New vote will cause fees to jump


Photo by Simer Khurana/ The Runner

Peter Castillo


An expansion to the Student Union and a new aquatics center is on the table for CSU Bakersfield students.

During ASI’s board of directors meeting on Jan. 26, the executive board introduced a new bill that will expand the size of the Student Union and add an aquatics center to the Student Recreation Center.

It will now be up to CSUB students to decide whether they want the new additions, and if they are willing to take on the price tag that comes with it.

The additional cost will begin at $60 per year, with $40 going toward the Student Union and $20 toward the aquatics center.

The fee will increase $40 every year until it caps at $160 and is only applied to the Student Union fee, according to ASI President Mariela Gomez. The $20 fee for the aquatics center will remain a fixed amount.

“I think it’s a great idea,” said senior criminal justice major Jaritza Velasco. “It gives us more room to study, and plus, I like to swim.”

However, not all students feel the upgrade is necessary. “It’s not necessary, it’s a luxury,” said Katharine Cotzajay, a senior psychology major. “I think something like the Edible Garden should be the focus. More students can use it instead of a pool.”

The Edible Garden is a student-led initiative which will provide students with fresh produce. However, not many strides have been made toward this effort.

Students currently pay $468 annually towards a student body fee which applies to both the Student Union and the SRC.

The Student Union fee is $94 annually while the SRC fee is $374.50 per year.

Should the vote pass this number will increase to $628 annually.

The expected total cost of the expansion of the Student Union will be roughly $25 to $27 million, while the expected final cost for the new aquatics center will be around $8 to $10 million.

Students are scheduled to vote from Feb. 21 to 22 via RunnerSync.

Under state legislature, only academic buildings are funded by the state. The Student Union and Student Recreation Center do not fall under this category.

These buildings are funded by students.

If the referendum is passed on Feb. 22, the student fee will be applied as soon as Fall 2018.

“The reason the fee begins so low is because the goal is by year three we already collected enough money to begin construction,” said Gomez. “So by year three or four, students are seeing the construction of it.”

The SRC already has $3 million in reserves to use toward the construction of the aquatics center. This money is collected through student fees.

However, the Student Union does not have reserve funds that could possibly go toward this project.

“That was one of the issues in 1994 when the referendum passed for the construction of the Student Union,” said Gomez. “They weren’t thinking long term. They didn’t think in the future we would need a savings or reserves account to continue expanding the Student Union.”

On Jan. 29, conceptual floor plans were presented to students on the Student Union Patio.
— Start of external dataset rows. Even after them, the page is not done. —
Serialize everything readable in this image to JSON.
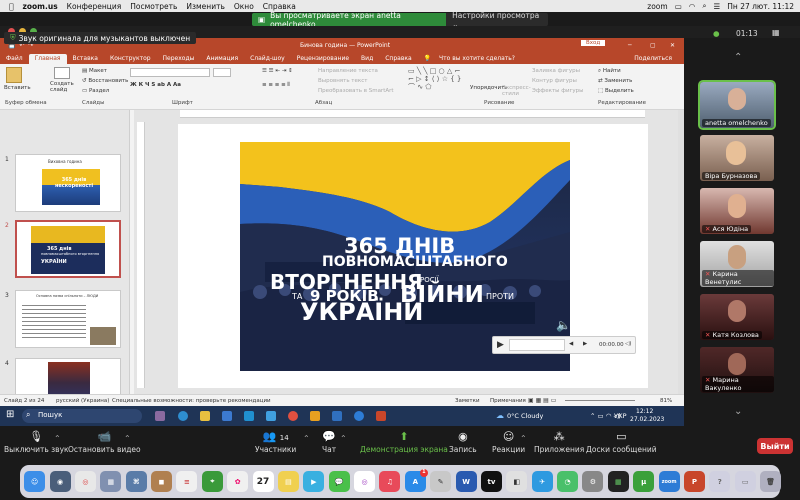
{
  "mac_menu": {
    "app": "zoom.us",
    "items": [
      "Конференция",
      "Посмотреть",
      "Изменить",
      "Окно",
      "Справка"
    ],
    "clock": "Пн 27 лют.  11:12"
  },
  "share_banner": {
    "text": "Вы просматриваете экран anetta omelchenko",
    "options": "Настройки просмотра"
  },
  "zoom_header": {
    "app_name": "zoom",
    "timer": "01:13"
  },
  "notice": "Звук оригинала для музыкантов выключен",
  "ppt": {
    "title": "Бинова година  —  PowerPoint",
    "title_right": "Вход",
    "tabs": [
      "Файл",
      "Главная",
      "Вставка",
      "Конструктор",
      "Переходы",
      "Анимация",
      "Слайд-шоу",
      "Рецензирование",
      "Вид",
      "Справка",
      "Что вы хотите сделать?"
    ],
    "share": "Поделиться",
    "ribbon": {
      "paste": "Вставить",
      "create_slide": "Создать слайд",
      "clipboard": "Буфер обмена",
      "slides": "Слайды",
      "font": "Шрифт",
      "paragraph": "Абзац",
      "drawing": "Рисование",
      "editing": "Редактирование",
      "layout": "Макет",
      "restore": "Восстановить",
      "section": "Раздел",
      "text_dir": "Направление текста",
      "align_text": "Выровнять текст",
      "smartart": "Преобразовать в SmartArt",
      "arrange": "Упорядочить",
      "quick_styles": "Экспресс-стили",
      "fill": "Заливка фигуры",
      "outline": "Контур фигуры",
      "effects": "Эффекты фигуры",
      "find": "Найти",
      "replace": "Заменить",
      "select": "Выделить"
    },
    "thumbnails": [
      {
        "num": "1",
        "title": "Виховна година",
        "line": "365 днів нескореності"
      },
      {
        "num": "2",
        "line1": "365 днів",
        "line2": "повномасштабного вторгнення",
        "line3": "УКРАЇНИ"
      },
      {
        "num": "3",
        "title": "Основна назва спільноти – ЛЮДИ"
      },
      {
        "num": "4",
        "title": ""
      },
      {
        "num": "5",
        "title": ""
      }
    ],
    "slide": {
      "l1": "365 ДНІВ",
      "l2": "ПОВНОМАСШТАБНОГО",
      "l3": "ВТОРГНЕННЯ",
      "l3b": "РОСІЇ",
      "l4a": "ТА",
      "l4b": "9 РОКІВ",
      "l4c": "ВІЙНИ",
      "l4d": "ПРОТИ",
      "l5": "УКРАЇНИ"
    },
    "audio": {
      "time": "00:00.00"
    },
    "status": {
      "slide": "Слайд 2 из 24",
      "lang": "русский (Украина)",
      "access": "Специальные возможности: проверьте рекомендации",
      "notes": "Заметки",
      "comments": "Примечания",
      "zoom": "81%"
    }
  },
  "taskbar": {
    "search": "Пошук",
    "weather": "0°C  Cloudy",
    "lang": "УКР",
    "time": "12:12",
    "date": "27.02.2023"
  },
  "participants": [
    {
      "name": "anetta omelchenko",
      "color": "#8fa8c0"
    },
    {
      "name": "Віра Бурназова",
      "color": "#c9a48a"
    },
    {
      "name": "Ася Юдіна",
      "color": "#a06050"
    },
    {
      "name": "Карина Венетулис",
      "color": "#c8c0c0"
    },
    {
      "name": "Катя Козлова",
      "color": "#7a4545"
    },
    {
      "name": "Марина Вакуленко",
      "color": "#553030"
    }
  ],
  "controls": {
    "mute": "Выключить звук",
    "video": "Остановить видео",
    "participants": "Участники",
    "participants_count": "14",
    "chat": "Чат",
    "share": "Демонстрация экрана",
    "record": "Запись",
    "reactions": "Реакции",
    "apps": "Приложения",
    "whiteboard": "Доски сообщений",
    "leave": "Выйти"
  },
  "dock": {
    "calendar_day": "27",
    "appstore_badge": "1"
  },
  "colors": {
    "ppt_accent": "#b7472a",
    "zoom_green": "#2e8b3a",
    "leave_red": "#cc3333",
    "speaker_outline": "#6ac04a"
  }
}
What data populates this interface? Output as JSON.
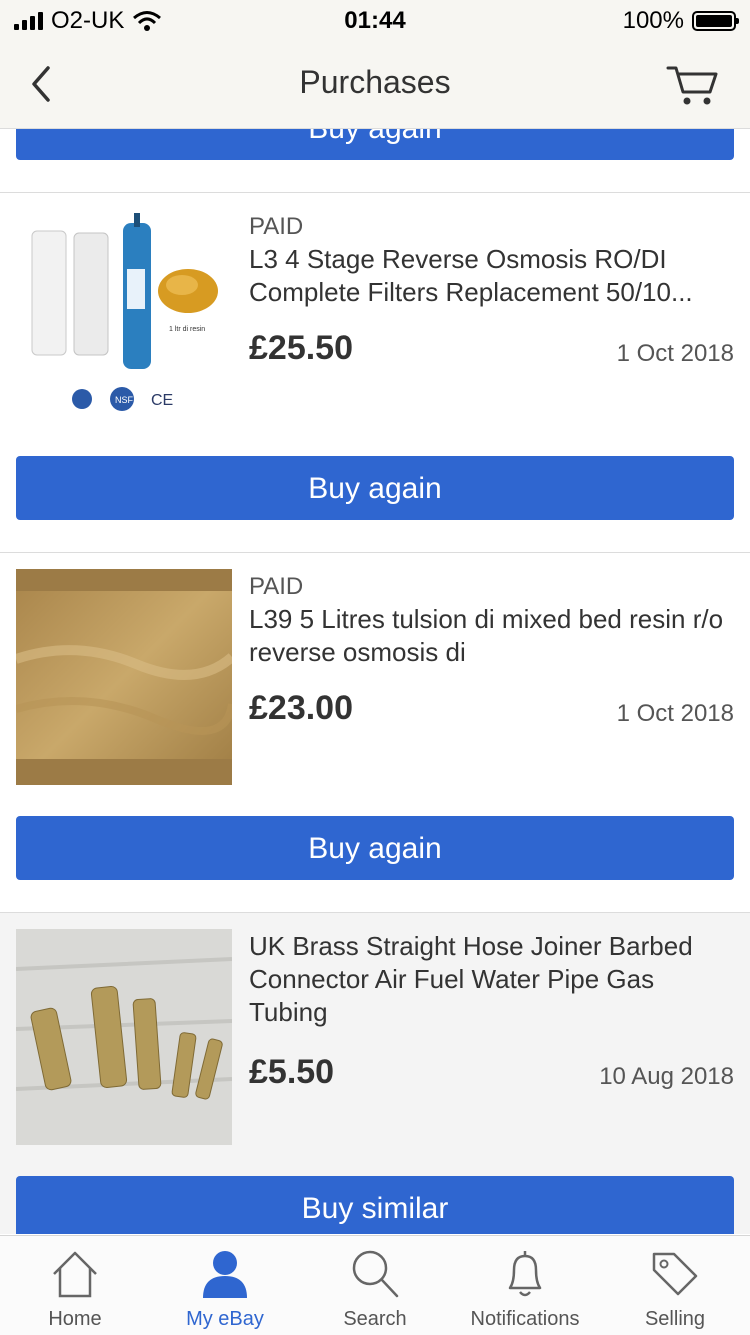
{
  "status_bar": {
    "carrier": "O2-UK",
    "time": "01:44",
    "battery": "100%"
  },
  "nav": {
    "title": "Purchases",
    "back_icon": "chevron-left-icon",
    "cart_icon": "cart-icon"
  },
  "top_button": {
    "label": "Buy again"
  },
  "items": [
    {
      "status": "PAID",
      "title": "L3 4 Stage Reverse Osmosis RO/DI Complete Filters Replacement 50/10...",
      "price": "£25.50",
      "date": "1 Oct 2018",
      "image_label": "1 ltr di resin",
      "button": "Buy again"
    },
    {
      "status": "PAID",
      "title": "L39  5 Litres tulsion di mixed bed resin r/o reverse osmosis di",
      "price": "£23.00",
      "date": "1 Oct 2018",
      "button": "Buy again"
    },
    {
      "status": "",
      "title": "UK Brass Straight Hose Joiner Barbed Connector Air Fuel Water Pipe Gas Tubing",
      "price": "£5.50",
      "date": "10 Aug 2018",
      "button": "Buy similar"
    }
  ],
  "tabs": [
    {
      "label": "Home",
      "icon": "home-icon",
      "active": false
    },
    {
      "label": "My eBay",
      "icon": "user-icon",
      "active": true
    },
    {
      "label": "Search",
      "icon": "search-icon",
      "active": false
    },
    {
      "label": "Notifications",
      "icon": "bell-icon",
      "active": false
    },
    {
      "label": "Selling",
      "icon": "tag-icon",
      "active": false
    }
  ],
  "colors": {
    "accent": "#2f66d0",
    "bar_background": "#f7f6f2"
  }
}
The designs are not finalized but they feature a second floor, a ballroom for large events, additional office space and other areas for leisurely activity.

B&D, a consulting firm, was hired by the Student Union in 2016 to gauge the needs of students and what they felt could be improved from the current Student Union.

Director of the Student Union EJ Callahan said the firm conducted focus groups, electronic surveys and met with campus stakeholders.

“Students felt the need was large event space, meeting and study rooms, game room, expanded food options and an outdoor pool,” said Callahan.

Over 1,200 students completed the survey. According to Callahan, the expansion of the Student Union will be completed roughly four years from the time student fees are initially raised.

The SRC conducts an annual poll which identifies students’ needs. Over 70 percent of the estimated 2,000 students who were polled in the survey over the last two years felt the need for a recreation pool.

“We ask students what they would like to see in the facility,” said Mary O’Mahoney, director of the SRC. “The need for a pool was the overwhelming favorite.”

According to O’Mahoney, there are a few options on the table for the design of the aquatics center, including a two-pool option.

“I want what the students want and it’s my job to gather the information from them,” said O’Mahoney. “The two-pool option makes the most sense to me because it allows us to offer more programs.”

The designs for the aquatics center include shaded cabanas, locker rooms and showers.

The aquatics center is expected to take about a year and half to complete.

CSUB students currently have access to the Hillman Aquatics Center. However, students only have access to the pool for one hour per day.

Should the referendum pass, it would create 25 to 30 new student jobs at both the new Student Union and the aquatics center.

In the case that a student graduates prior to the completion of the two projects, they will still be able to use the facilities for the number of semesters they paid for. The SRC used a similar policy when it was constructed.

According to O’Mahoney, if a student payed the fee for two semesters and then graduated, they would be able to attend the aquatics center for two semesters after they graduated.